* **Work to complete**: Output the listing below verbatim.
======== Information given ========
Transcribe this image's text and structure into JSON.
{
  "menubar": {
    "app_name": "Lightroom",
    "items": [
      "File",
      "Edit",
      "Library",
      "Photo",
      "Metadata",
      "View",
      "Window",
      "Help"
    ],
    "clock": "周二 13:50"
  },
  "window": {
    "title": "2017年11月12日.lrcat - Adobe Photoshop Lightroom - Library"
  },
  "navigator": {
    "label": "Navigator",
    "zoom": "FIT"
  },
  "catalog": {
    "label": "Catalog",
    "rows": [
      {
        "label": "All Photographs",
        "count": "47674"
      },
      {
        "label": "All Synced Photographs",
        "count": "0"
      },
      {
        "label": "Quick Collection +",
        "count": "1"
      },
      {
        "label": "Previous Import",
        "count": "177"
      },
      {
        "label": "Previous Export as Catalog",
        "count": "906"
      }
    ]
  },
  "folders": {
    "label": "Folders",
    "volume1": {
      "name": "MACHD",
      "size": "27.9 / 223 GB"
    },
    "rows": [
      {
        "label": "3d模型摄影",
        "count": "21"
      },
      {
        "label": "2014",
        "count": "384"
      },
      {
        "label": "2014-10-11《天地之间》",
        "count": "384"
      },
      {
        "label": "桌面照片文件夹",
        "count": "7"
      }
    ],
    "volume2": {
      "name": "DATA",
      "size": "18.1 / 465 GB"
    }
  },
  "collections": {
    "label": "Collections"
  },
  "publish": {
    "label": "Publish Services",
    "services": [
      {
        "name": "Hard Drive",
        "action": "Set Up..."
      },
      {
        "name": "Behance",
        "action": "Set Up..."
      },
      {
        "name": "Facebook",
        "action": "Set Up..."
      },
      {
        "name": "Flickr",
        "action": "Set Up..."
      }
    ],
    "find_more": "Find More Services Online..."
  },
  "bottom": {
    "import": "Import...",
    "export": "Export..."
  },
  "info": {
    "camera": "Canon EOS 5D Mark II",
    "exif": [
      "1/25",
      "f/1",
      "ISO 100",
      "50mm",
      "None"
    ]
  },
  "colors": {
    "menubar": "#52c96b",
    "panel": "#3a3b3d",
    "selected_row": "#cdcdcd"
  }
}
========
* **Written answer**:
Transcribe this image's text and structure into JSON.
{
  "menubar": {
    "app_name": "Lightroom",
    "items": [
      "File",
      "Edit",
      "Library",
      "Photo",
      "Metadata",
      "View",
      "Window",
      "Help"
    ],
    "clock": "周二 13:50"
  },
  "window": {
    "title": "2017年11月12日.lrcat - Adobe Photoshop Lightroom - Library"
  },
  "navigator": {
    "label": "Navigator",
    "zoom": "FIT"
  },
  "catalog": {
    "label": "Catalog",
    "rows": [
      {
        "label": "All Photographs",
        "count": "47674"
      },
      {
        "label": "All Synced Photographs",
        "count": "0"
      },
      {
        "label": "Quick Collection +",
        "count": "1"
      },
      {
        "label": "Previous Import",
        "count": "177"
      },
      {
        "label": "Previous Export as Catalog",
        "count": "906"
      }
    ]
  },
  "folders": {
    "label": "Folders",
    "volume1": {
      "name": "MACHD",
      "size": "27.9 / 223 GB"
    },
    "rows": [
      {
        "label": "3d模型摄影",
        "count": "21"
      },
      {
        "label": "2014",
        "count": "384"
      },
      {
        "label": "2014-10-11《天地之间》",
        "count": "384"
      },
      {
        "label": "桌面照片文件夹",
        "count": "7"
      }
    ],
    "volume2": {
      "name": "DATA",
      "size": "18.1 / 465 GB"
    }
  },
  "collections": {
    "label": "Collections"
  },
  "publish": {
    "label": "Publish Services",
    "services": [
      {
        "name": "Hard Drive",
        "action": "Set Up..."
      },
      {
        "name": "Behance",
        "action": "Set Up..."
      },
      {
        "name": "Facebook",
        "action": "Set Up..."
      },
      {
        "name": "Flickr",
        "action": "Set Up..."
      }
    ],
    "find_more": "Find More Services Online..."
  },
  "bottom": {
    "import": "Import...",
    "export": "Export..."
  },
  "info": {
    "camera": "Canon EOS 5D Mark II",
    "exif": [
      "1/25",
      "f/1",
      "ISO 100",
      "50mm",
      "None"
    ]
  },
  "colors": {
    "menubar": "#52c96b",
    "panel": "#3a3b3d",
    "selected_row": "#cdcdcd"
  }
}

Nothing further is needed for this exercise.